**TASK TO CARRY OUT**:
Find the lines below holding the word "Держатель" and copy each of them.

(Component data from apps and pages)
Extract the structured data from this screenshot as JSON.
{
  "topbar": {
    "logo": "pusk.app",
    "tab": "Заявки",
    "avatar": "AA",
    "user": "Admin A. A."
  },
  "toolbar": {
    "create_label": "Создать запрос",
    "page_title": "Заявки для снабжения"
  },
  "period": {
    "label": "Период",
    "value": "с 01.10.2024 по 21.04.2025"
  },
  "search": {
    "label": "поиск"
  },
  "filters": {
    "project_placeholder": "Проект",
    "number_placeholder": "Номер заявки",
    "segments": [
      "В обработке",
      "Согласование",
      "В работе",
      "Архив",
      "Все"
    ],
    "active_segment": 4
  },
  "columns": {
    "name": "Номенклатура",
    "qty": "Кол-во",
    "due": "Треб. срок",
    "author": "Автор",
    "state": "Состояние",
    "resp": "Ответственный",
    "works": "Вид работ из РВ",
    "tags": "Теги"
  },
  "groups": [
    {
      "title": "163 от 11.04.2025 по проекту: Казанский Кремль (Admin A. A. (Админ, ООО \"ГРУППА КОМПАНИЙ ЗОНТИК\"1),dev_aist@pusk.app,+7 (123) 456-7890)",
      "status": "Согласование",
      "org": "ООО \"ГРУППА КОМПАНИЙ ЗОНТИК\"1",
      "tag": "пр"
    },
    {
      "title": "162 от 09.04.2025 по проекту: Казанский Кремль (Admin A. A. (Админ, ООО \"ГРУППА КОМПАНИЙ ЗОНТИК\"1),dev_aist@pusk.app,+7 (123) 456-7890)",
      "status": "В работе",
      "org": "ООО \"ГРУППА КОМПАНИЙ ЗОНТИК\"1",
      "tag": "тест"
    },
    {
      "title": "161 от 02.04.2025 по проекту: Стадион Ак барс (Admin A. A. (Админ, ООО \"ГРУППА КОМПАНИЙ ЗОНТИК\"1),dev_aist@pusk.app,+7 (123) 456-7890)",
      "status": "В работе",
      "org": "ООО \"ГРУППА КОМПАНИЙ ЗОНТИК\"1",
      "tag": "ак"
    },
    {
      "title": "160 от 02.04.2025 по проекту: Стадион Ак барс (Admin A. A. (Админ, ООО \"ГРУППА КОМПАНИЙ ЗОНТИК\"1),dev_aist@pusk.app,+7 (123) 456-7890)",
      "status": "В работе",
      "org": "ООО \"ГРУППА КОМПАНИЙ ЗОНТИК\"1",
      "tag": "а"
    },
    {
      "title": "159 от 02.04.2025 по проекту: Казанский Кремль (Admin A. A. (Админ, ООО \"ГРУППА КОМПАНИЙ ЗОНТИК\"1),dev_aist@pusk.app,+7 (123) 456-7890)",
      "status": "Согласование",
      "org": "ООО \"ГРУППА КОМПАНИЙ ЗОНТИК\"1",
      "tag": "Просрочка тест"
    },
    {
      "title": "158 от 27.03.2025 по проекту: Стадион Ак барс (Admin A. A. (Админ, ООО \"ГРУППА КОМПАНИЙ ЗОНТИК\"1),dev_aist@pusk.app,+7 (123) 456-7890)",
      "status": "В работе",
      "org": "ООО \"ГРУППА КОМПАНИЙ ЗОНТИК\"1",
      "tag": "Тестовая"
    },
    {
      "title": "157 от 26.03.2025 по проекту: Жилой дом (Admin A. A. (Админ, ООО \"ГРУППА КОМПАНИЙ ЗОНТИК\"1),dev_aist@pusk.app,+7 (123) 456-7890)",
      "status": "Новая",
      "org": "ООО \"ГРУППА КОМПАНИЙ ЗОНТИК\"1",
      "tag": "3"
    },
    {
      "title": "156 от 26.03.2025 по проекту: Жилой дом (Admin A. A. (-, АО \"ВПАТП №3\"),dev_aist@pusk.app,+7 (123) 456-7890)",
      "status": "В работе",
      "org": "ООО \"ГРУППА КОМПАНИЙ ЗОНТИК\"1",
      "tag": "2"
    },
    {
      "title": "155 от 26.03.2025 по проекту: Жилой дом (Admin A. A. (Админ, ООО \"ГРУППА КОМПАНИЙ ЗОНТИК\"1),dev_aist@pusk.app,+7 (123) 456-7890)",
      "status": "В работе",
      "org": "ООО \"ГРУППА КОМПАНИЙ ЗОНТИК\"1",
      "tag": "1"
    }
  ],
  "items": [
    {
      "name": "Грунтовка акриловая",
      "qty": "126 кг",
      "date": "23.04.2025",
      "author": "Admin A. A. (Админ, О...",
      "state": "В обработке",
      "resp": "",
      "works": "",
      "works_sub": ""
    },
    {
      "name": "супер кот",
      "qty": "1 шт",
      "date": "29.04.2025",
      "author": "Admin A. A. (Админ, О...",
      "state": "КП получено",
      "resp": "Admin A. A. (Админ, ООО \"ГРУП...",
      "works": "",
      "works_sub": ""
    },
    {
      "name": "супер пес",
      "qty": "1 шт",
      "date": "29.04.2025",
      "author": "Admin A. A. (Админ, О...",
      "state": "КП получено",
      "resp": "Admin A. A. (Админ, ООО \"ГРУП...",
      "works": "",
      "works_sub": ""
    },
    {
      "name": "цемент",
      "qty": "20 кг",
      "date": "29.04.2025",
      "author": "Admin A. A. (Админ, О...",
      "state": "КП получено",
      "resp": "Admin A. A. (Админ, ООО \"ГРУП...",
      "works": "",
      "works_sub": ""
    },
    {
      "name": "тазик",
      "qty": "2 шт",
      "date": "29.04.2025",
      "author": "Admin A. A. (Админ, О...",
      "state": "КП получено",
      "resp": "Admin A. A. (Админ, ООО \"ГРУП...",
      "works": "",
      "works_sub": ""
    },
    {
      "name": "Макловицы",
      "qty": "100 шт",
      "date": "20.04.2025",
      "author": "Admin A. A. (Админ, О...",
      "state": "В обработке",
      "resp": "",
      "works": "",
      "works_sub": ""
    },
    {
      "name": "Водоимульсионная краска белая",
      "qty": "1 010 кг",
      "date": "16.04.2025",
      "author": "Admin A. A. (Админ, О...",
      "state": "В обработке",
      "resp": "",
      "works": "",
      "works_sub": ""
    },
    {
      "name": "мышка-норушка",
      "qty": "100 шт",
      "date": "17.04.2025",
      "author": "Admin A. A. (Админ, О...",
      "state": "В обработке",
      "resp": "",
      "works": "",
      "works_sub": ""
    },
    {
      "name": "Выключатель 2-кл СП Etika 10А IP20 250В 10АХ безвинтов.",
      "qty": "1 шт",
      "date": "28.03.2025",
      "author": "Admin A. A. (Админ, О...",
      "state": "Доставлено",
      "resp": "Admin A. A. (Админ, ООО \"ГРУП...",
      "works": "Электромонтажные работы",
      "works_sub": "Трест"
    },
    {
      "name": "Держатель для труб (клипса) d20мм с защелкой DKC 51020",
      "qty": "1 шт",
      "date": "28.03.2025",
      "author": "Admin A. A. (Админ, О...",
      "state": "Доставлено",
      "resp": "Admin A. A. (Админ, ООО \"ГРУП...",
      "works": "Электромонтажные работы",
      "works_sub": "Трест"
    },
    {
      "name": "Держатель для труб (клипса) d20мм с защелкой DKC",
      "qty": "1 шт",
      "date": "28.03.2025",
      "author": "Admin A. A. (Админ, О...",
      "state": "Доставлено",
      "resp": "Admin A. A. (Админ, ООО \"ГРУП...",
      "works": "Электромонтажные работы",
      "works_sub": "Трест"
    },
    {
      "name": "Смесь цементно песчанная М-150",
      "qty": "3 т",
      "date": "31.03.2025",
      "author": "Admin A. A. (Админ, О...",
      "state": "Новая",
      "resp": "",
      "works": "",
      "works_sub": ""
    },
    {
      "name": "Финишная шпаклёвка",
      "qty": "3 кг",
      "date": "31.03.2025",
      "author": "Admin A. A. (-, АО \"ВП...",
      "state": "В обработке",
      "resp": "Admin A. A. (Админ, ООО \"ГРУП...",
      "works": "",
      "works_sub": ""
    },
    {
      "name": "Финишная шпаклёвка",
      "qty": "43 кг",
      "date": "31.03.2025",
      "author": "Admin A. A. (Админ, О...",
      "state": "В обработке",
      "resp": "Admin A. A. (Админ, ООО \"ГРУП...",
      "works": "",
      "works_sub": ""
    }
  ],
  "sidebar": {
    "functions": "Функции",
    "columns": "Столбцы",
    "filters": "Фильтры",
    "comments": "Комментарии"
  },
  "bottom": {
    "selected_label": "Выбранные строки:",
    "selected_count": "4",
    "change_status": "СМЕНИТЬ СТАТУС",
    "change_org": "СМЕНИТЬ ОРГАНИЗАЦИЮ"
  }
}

**EXERCISE RESULT**:
      "name": "Держатель для труб (клипса) d20мм с защелкой DKC 51020",
      "name": "Держатель для труб (клипса) d20мм с защелкой DKC",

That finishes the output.